■ **Task prompt**: Print the data below exactly as it appears.
++++++++
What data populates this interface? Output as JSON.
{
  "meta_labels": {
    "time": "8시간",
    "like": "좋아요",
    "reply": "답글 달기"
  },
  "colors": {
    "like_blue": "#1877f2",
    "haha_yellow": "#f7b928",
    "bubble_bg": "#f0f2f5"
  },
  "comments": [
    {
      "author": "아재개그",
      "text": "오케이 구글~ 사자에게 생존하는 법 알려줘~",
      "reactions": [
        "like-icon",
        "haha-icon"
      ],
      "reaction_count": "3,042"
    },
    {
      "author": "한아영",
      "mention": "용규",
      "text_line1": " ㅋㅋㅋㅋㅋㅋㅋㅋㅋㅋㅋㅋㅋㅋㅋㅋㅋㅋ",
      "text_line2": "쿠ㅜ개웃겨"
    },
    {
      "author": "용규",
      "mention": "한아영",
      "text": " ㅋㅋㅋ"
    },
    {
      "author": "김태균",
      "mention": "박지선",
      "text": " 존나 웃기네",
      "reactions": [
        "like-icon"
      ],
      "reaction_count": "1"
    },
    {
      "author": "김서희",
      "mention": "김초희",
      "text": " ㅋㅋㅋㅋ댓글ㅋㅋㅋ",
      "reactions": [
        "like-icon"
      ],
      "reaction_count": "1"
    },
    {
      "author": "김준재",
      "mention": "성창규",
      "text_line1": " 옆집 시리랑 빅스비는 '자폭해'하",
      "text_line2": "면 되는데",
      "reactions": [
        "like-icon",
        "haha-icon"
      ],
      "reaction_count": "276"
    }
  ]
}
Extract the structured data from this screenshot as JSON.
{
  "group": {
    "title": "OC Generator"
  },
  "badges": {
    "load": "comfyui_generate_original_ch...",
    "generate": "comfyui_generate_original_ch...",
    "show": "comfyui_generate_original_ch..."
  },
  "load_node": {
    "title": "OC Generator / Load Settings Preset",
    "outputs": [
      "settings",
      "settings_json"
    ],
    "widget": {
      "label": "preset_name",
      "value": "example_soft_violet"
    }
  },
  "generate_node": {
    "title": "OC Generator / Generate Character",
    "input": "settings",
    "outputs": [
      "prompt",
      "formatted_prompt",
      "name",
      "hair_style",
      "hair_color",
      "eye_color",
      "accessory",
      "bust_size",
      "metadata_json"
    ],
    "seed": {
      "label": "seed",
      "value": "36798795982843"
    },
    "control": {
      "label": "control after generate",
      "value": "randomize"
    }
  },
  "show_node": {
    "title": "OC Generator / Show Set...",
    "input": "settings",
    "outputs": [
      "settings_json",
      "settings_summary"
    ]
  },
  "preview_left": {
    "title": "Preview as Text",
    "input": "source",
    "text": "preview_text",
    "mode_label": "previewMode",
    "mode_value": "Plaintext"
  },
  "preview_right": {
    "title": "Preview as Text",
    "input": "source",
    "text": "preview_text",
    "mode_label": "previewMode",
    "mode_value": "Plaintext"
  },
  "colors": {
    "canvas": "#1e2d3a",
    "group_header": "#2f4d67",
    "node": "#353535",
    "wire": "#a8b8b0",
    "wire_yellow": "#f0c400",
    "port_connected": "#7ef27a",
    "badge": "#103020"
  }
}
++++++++
■ **Answer to this problem**:
What data populates this interface? Output as JSON.
{
  "meta_labels": {
    "time": "8시간",
    "like": "좋아요",
    "reply": "답글 달기"
  },
  "colors": {
    "like_blue": "#1877f2",
    "haha_yellow": "#f7b928",
    "bubble_bg": "#f0f2f5"
  },
  "comments": [
    {
      "author": "아재개그",
      "text": "오케이 구글~ 사자에게 생존하는 법 알려줘~",
      "reactions": [
        "like-icon",
        "haha-icon"
      ],
      "reaction_count": "3,042"
    },
    {
      "author": "한아영",
      "mention": "용규",
      "text_line1": " ㅋㅋㅋㅋㅋㅋㅋㅋㅋㅋㅋㅋㅋㅋㅋㅋㅋㅋ",
      "text_line2": "쿠ㅜ개웃겨"
    },
    {
      "author": "용규",
      "mention": "한아영",
      "text": " ㅋㅋㅋ"
    },
    {
      "author": "김태균",
      "mention": "박지선",
      "text": " 존나 웃기네",
      "reactions": [
        "like-icon"
      ],
      "reaction_count": "1"
    },
    {
      "author": "김서희",
      "mention": "김초희",
      "text": " ㅋㅋㅋㅋ댓글ㅋㅋㅋ",
      "reactions": [
        "like-icon"
      ],
      "reaction_count": "1"
    },
    {
      "author": "김준재",
      "mention": "성창규",
      "text_line1": " 옆집 시리랑 빅스비는 '자폭해'하",
      "text_line2": "면 되는데",
      "reactions": [
        "like-icon",
        "haha-icon"
      ],
      "reaction_count": "276"
    }
  ]
}
Extract the structured data from this screenshot as JSON.
{
  "group": {
    "title": "OC Generator"
  },
  "badges": {
    "load": "comfyui_generate_original_ch...",
    "generate": "comfyui_generate_original_ch...",
    "show": "comfyui_generate_original_ch..."
  },
  "load_node": {
    "title": "OC Generator / Load Settings Preset",
    "outputs": [
      "settings",
      "settings_json"
    ],
    "widget": {
      "label": "preset_name",
      "value": "example_soft_violet"
    }
  },
  "generate_node": {
    "title": "OC Generator / Generate Character",
    "input": "settings",
    "outputs": [
      "prompt",
      "formatted_prompt",
      "name",
      "hair_style",
      "hair_color",
      "eye_color",
      "accessory",
      "bust_size",
      "metadata_json"
    ],
    "seed": {
      "label": "seed",
      "value": "36798795982843"
    },
    "control": {
      "label": "control after generate",
      "value": "randomize"
    }
  },
  "show_node": {
    "title": "OC Generator / Show Set...",
    "input": "settings",
    "outputs": [
      "settings_json",
      "settings_summary"
    ]
  },
  "preview_left": {
    "title": "Preview as Text",
    "input": "source",
    "text": "preview_text",
    "mode_label": "previewMode",
    "mode_value": "Plaintext"
  },
  "preview_right": {
    "title": "Preview as Text",
    "input": "source",
    "text": "preview_text",
    "mode_label": "previewMode",
    "mode_value": "Plaintext"
  },
  "colors": {
    "canvas": "#1e2d3a",
    "group_header": "#2f4d67",
    "node": "#353535",
    "wire": "#a8b8b0",
    "wire_yellow": "#f0c400",
    "port_connected": "#7ef27a",
    "badge": "#103020"
  }
}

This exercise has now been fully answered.